For all States and Territories in Australia, we’ve been forced into some form of physical distancing, and we’re required to, if I can borrow the American term, ‘shelter-in-place’. Probably my favourite Coronavirus messaging term to date. I diverge. We’ve heard much about this ‘flattening the curve‘ concept and I’m here to tell you why it has a new meaning. Let me put myself at the center of this to illustrate the point.
I’m working from home, I wake and near-after I have a coffee in-hand. It’s probably the best part of my day. I observe the skies and the BOM app to see what the weather is doing. This informs how I’ll be using energy for the day; washing machine, hydronic heating, dishwasher (if we had one). My patterns are aligning with my Solar PV generation, and with this pandemic, I’m sure our collective energy profiles are changing, how can they not
A typical daily residential energy consumption profile looks like this. Choose the line with your number of household members and follow the curve over an average day in Victoria. Note the time period is every half hour over a given day…. so you know what to do.
What is happening here? We rise, make a coffee, and warm the house, power on various appliances. Our morning peak is about 7:30am, then head off to work and things settle until we return home. We collectively return home at the same time, and by 6:30pm we hit our evening peak. This is inconvenient for the grid as we re-warm our houses, cook dinner, maybe do some domestic duties and chill. So we’ve got two peaks and a lull in the middle.

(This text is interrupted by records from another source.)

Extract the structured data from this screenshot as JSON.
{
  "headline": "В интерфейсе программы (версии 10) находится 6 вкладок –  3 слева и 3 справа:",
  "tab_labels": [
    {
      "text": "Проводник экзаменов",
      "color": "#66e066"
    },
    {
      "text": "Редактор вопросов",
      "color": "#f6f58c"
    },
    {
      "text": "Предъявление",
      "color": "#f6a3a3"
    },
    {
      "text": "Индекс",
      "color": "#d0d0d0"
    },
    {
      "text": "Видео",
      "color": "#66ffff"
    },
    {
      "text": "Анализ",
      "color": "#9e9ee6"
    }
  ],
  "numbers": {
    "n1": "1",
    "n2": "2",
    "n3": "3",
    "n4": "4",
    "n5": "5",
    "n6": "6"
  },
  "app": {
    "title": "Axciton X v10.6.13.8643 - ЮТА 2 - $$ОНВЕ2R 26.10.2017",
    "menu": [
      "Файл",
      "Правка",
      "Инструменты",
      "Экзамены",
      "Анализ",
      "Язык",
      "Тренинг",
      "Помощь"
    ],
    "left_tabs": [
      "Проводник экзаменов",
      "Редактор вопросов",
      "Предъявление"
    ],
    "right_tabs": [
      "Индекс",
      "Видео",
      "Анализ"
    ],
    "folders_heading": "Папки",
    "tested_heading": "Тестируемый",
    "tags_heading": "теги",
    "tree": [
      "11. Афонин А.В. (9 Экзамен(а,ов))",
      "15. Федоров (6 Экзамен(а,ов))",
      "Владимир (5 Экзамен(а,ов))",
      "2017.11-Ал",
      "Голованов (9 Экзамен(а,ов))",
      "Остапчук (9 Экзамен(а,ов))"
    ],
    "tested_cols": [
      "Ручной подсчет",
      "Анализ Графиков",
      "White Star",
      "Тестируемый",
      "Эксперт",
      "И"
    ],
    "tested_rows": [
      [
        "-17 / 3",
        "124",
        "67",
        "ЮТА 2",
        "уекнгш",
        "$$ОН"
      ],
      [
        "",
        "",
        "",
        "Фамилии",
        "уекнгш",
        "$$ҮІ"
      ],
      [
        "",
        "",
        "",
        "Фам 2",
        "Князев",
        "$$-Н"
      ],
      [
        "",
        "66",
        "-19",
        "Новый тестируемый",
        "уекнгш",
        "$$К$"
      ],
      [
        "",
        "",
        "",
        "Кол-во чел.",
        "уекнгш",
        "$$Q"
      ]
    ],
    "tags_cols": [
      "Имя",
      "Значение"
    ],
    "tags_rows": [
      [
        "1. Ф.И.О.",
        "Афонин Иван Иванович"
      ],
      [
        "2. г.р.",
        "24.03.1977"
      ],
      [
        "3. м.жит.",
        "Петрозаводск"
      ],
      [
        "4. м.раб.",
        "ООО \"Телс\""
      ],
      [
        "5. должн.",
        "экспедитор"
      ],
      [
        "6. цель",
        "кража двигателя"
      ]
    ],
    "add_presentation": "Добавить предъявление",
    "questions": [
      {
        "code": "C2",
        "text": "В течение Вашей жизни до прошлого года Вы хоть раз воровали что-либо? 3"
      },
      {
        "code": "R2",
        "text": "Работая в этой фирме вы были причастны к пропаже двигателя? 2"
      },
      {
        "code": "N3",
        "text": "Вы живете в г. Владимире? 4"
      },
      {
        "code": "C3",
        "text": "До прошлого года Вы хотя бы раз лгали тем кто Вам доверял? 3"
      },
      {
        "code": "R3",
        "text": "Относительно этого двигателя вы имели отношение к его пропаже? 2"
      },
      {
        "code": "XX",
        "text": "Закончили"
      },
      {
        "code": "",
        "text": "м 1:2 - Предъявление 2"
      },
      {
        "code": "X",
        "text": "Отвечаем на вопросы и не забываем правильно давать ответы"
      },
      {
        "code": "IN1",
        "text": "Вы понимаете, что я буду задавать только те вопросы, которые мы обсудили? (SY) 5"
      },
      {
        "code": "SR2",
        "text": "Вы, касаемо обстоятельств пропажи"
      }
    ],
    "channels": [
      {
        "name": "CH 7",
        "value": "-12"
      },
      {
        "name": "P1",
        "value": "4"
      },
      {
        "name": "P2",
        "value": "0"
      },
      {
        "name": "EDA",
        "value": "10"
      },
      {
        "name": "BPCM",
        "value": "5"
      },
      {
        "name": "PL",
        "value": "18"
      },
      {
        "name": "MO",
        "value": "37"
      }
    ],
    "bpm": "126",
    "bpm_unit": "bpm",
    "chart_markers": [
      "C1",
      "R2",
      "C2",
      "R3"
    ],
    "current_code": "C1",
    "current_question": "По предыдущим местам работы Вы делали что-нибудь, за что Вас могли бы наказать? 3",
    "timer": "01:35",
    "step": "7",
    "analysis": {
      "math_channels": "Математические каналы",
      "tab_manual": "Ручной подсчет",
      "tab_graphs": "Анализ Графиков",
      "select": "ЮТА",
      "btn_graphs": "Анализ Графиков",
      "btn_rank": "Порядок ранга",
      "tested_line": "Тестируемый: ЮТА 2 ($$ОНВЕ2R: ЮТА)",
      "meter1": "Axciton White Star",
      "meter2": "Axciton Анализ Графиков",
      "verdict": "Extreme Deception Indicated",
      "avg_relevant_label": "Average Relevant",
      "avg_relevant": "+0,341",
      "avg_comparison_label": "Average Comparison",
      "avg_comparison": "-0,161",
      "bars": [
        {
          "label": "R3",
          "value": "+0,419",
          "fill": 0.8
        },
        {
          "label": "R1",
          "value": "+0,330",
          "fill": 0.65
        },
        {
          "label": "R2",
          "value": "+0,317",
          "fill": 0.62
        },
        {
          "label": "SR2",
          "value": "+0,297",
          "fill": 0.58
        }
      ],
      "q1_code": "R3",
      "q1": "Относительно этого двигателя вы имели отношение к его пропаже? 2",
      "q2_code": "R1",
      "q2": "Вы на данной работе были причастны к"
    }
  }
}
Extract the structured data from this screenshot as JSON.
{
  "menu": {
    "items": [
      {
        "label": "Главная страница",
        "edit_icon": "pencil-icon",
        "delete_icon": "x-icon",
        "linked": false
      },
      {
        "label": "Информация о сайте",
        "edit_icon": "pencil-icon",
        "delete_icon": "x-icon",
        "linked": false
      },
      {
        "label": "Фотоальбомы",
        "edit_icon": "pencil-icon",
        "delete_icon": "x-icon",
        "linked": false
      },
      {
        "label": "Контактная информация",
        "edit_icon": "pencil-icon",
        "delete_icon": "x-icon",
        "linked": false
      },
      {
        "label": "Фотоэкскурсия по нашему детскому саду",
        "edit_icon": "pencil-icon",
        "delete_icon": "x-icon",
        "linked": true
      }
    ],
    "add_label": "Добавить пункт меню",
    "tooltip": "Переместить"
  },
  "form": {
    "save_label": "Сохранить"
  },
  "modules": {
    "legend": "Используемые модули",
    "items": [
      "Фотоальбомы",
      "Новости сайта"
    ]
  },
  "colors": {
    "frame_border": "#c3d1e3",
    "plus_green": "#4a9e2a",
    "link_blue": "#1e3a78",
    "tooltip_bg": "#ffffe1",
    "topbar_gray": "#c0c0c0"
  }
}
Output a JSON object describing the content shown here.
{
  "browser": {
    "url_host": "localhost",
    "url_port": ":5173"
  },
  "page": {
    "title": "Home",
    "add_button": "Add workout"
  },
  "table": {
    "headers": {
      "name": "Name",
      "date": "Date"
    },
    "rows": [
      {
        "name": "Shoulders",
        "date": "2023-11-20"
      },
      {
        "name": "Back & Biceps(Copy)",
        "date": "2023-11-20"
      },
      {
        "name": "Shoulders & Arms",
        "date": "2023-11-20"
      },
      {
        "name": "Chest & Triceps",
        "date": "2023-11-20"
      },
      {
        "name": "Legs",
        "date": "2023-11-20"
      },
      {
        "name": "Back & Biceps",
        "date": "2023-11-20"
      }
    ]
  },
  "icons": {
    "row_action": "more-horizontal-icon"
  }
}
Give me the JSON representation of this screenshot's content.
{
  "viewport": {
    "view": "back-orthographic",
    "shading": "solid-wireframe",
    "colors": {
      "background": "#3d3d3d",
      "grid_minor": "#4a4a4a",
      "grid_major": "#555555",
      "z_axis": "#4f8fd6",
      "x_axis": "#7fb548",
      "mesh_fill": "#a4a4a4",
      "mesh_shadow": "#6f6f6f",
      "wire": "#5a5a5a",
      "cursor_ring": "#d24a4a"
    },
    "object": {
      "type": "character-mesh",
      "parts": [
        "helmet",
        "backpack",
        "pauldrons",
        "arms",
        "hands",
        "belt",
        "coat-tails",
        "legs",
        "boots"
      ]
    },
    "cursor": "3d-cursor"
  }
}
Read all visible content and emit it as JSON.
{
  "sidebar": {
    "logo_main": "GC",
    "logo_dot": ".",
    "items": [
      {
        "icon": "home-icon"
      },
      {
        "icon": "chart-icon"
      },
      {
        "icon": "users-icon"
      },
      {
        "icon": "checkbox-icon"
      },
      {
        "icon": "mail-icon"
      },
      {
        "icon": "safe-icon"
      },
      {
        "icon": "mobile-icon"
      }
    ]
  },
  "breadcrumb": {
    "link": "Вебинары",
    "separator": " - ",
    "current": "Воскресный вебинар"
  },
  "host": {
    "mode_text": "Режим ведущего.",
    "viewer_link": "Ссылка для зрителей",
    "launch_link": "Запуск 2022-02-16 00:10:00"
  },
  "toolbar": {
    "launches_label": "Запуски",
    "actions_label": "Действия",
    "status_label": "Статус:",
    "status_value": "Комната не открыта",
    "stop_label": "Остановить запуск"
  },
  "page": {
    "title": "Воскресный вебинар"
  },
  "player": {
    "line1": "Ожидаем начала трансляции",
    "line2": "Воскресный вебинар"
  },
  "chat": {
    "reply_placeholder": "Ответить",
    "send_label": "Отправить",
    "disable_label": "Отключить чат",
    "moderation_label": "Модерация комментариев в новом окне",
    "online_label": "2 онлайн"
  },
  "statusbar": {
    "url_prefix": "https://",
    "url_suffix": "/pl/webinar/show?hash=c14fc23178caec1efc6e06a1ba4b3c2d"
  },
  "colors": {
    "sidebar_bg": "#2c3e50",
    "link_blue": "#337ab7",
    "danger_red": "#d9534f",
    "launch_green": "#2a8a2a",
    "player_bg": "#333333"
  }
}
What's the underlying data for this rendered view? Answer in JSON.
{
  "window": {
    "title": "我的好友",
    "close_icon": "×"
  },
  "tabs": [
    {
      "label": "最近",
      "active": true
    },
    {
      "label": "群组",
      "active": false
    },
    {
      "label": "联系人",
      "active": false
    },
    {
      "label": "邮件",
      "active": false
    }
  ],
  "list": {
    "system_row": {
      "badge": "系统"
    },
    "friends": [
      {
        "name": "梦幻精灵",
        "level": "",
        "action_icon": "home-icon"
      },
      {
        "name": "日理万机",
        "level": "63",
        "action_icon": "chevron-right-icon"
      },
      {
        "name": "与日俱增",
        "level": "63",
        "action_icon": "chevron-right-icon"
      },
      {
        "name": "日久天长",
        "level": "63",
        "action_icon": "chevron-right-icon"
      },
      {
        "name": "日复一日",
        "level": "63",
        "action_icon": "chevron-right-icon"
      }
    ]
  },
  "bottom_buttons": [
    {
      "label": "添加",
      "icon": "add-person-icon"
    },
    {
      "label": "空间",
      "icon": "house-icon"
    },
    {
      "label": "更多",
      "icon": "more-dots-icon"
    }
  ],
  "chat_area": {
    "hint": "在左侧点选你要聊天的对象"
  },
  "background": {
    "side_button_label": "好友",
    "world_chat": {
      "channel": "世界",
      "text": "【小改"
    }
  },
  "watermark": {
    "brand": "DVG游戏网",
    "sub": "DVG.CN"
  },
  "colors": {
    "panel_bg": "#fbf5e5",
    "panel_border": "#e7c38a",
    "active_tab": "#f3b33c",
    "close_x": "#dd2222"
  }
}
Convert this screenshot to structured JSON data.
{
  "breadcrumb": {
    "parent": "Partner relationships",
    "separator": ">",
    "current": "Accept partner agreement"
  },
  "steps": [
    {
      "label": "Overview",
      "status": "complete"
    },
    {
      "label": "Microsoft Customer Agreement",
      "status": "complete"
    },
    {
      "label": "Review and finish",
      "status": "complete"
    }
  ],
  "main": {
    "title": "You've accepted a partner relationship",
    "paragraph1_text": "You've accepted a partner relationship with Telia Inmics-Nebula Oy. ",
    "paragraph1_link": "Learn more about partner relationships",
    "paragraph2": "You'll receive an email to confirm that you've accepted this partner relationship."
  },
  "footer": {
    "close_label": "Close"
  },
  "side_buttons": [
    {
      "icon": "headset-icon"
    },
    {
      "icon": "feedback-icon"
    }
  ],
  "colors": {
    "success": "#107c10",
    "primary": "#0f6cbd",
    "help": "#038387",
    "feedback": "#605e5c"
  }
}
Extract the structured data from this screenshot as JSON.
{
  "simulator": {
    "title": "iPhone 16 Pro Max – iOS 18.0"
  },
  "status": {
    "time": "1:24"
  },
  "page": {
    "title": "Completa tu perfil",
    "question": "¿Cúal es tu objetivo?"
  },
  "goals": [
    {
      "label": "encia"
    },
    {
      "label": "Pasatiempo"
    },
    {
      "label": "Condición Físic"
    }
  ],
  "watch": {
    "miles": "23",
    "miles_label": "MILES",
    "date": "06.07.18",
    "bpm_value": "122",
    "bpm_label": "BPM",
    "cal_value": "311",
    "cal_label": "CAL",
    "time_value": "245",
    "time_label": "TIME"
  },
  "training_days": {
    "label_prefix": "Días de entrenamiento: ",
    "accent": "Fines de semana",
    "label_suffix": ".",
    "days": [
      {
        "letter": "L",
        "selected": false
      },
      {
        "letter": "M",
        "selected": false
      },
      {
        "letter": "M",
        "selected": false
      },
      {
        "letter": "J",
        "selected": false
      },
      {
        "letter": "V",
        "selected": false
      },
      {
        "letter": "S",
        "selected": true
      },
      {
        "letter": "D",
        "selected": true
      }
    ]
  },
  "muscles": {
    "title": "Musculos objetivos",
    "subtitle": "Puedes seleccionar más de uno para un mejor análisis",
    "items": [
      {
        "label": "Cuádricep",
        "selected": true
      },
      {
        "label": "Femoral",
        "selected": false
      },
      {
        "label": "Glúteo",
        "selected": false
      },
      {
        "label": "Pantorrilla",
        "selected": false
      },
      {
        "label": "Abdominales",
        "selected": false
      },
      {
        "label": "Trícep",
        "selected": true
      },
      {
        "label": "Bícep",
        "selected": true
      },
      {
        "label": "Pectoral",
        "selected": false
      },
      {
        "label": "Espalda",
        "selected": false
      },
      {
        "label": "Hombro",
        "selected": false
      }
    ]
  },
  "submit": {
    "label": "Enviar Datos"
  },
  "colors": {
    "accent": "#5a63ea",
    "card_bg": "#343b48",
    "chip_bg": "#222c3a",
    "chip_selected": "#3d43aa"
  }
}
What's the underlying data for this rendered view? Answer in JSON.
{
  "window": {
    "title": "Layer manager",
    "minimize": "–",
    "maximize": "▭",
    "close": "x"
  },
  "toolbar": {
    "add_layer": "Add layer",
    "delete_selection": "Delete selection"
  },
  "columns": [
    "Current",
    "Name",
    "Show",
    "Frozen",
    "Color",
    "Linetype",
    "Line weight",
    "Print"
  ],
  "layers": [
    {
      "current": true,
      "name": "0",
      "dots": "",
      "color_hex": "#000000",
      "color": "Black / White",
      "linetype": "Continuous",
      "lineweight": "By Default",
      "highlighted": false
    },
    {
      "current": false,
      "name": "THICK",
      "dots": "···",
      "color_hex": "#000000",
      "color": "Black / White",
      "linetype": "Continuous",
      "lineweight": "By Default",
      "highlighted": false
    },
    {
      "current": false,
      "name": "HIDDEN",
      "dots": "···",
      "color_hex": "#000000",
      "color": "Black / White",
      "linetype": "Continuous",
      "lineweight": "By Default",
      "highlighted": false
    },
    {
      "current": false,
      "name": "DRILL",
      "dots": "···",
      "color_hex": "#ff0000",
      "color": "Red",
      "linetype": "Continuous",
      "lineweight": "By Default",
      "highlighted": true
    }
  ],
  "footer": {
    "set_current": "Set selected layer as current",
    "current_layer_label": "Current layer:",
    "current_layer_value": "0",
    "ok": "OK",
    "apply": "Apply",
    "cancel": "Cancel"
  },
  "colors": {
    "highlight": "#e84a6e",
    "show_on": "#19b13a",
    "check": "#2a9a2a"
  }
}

Unfortunately, this consumption profile doesn’t align particularly well with our Solar PV generation. CSIRO developed a typical solar generation curve based on a study it undertook, which looks like this. We get a beautifully shaped bell curve, in the middle of the day!
We can now flatten the curve of our energy profile. Washing machines and dishwashers can run during the day, and our houses can be warmed evenly throughout the day. The peaks are lower, and the more we shift our usage to align with Solar PV generation, we’re in the right place. Our habits can change if we pay attention to our energy usage.
So why bother? The more we draw on our collective Solar PV, the less we’ll see overvoltage in the grid, we will have less reliance on coal-fired power and the planet, all while saving money. If you’re looking at taking this concept further, hot water heat-pumps work perfectly with our Solar PV generation. Check out this blog I wrote on this.